*** Opening of DATASET RECORDS ***

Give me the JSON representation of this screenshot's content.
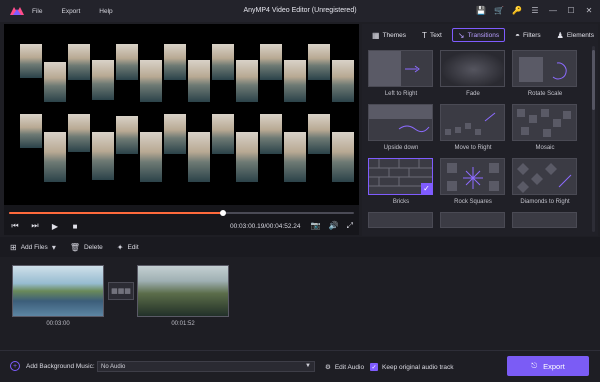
{
  "app": {
    "title": "AnyMP4 Video Editor (Unregistered)",
    "menu": [
      "File",
      "Export",
      "Help"
    ],
    "accent": "#7f5cff"
  },
  "window_controls": [
    "save-icon",
    "cart-icon",
    "key-icon",
    "menu-icon",
    "minimize-icon",
    "maximize-icon",
    "close-icon"
  ],
  "player": {
    "progress": 0.62,
    "time": "00:03:00.19/00:04:52.24",
    "buttons": [
      "rewind-icon",
      "step-forward-icon",
      "play-icon",
      "stop-icon"
    ],
    "right_buttons": [
      "snapshot-icon",
      "volume-icon",
      "fullscreen-icon"
    ]
  },
  "panel": {
    "tabs": [
      {
        "label": "Themes",
        "icon": "themes-icon"
      },
      {
        "label": "Text",
        "icon": "text-icon"
      },
      {
        "label": "Transitions",
        "icon": "transitions-icon",
        "active": true
      },
      {
        "label": "Filters",
        "icon": "filters-icon"
      },
      {
        "label": "Elements",
        "icon": "elements-icon"
      }
    ],
    "transitions": [
      {
        "label": "Left to Right"
      },
      {
        "label": "Fade"
      },
      {
        "label": "Rotate Scale"
      },
      {
        "label": "Upside down"
      },
      {
        "label": "Move to Right"
      },
      {
        "label": "Mosaic"
      },
      {
        "label": "Bricks",
        "selected": true
      },
      {
        "label": "Rock Squares"
      },
      {
        "label": "Diamonds to Right"
      }
    ]
  },
  "toolbar": {
    "add_files": "Add Files",
    "delete": "Delete",
    "edit": "Edit"
  },
  "timeline": {
    "clips": [
      {
        "duration": "00:03:00"
      },
      {
        "duration": "00:01:52"
      }
    ]
  },
  "bottom": {
    "add_music_label": "Add Background Music:",
    "audio_value": "No Audio",
    "edit_audio": "Edit Audio",
    "keep_audio": "Keep original audio track",
    "keep_audio_checked": true,
    "export": "Export"
  }
}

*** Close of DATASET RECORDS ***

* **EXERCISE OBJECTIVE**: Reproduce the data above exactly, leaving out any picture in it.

* **TASK OUTPUT**:
Give me the JSON representation of this screenshot's content.
{
  "app": {
    "title": "AnyMP4 Video Editor (Unregistered)",
    "menu": [
      "File",
      "Export",
      "Help"
    ],
    "accent": "#7f5cff"
  },
  "window_controls": [
    "save-icon",
    "cart-icon",
    "key-icon",
    "menu-icon",
    "minimize-icon",
    "maximize-icon",
    "close-icon"
  ],
  "player": {
    "progress": 0.62,
    "time": "00:03:00.19/00:04:52.24",
    "buttons": [
      "rewind-icon",
      "step-forward-icon",
      "play-icon",
      "stop-icon"
    ],
    "right_buttons": [
      "snapshot-icon",
      "volume-icon",
      "fullscreen-icon"
    ]
  },
  "panel": {
    "tabs": [
      {
        "label": "Themes",
        "icon": "themes-icon"
      },
      {
        "label": "Text",
        "icon": "text-icon"
      },
      {
        "label": "Transitions",
        "icon": "transitions-icon",
        "active": true
      },
      {
        "label": "Filters",
        "icon": "filters-icon"
      },
      {
        "label": "Elements",
        "icon": "elements-icon"
      }
    ],
    "transitions": [
      {
        "label": "Left to Right"
      },
      {
        "label": "Fade"
      },
      {
        "label": "Rotate Scale"
      },
      {
        "label": "Upside down"
      },
      {
        "label": "Move to Right"
      },
      {
        "label": "Mosaic"
      },
      {
        "label": "Bricks",
        "selected": true
      },
      {
        "label": "Rock Squares"
      },
      {
        "label": "Diamonds to Right"
      }
    ]
  },
  "toolbar": {
    "add_files": "Add Files",
    "delete": "Delete",
    "edit": "Edit"
  },
  "timeline": {
    "clips": [
      {
        "duration": "00:03:00"
      },
      {
        "duration": "00:01:52"
      }
    ]
  },
  "bottom": {
    "add_music_label": "Add Background Music:",
    "audio_value": "No Audio",
    "edit_audio": "Edit Audio",
    "keep_audio": "Keep original audio track",
    "keep_audio_checked": true,
    "export": "Export"
  }
}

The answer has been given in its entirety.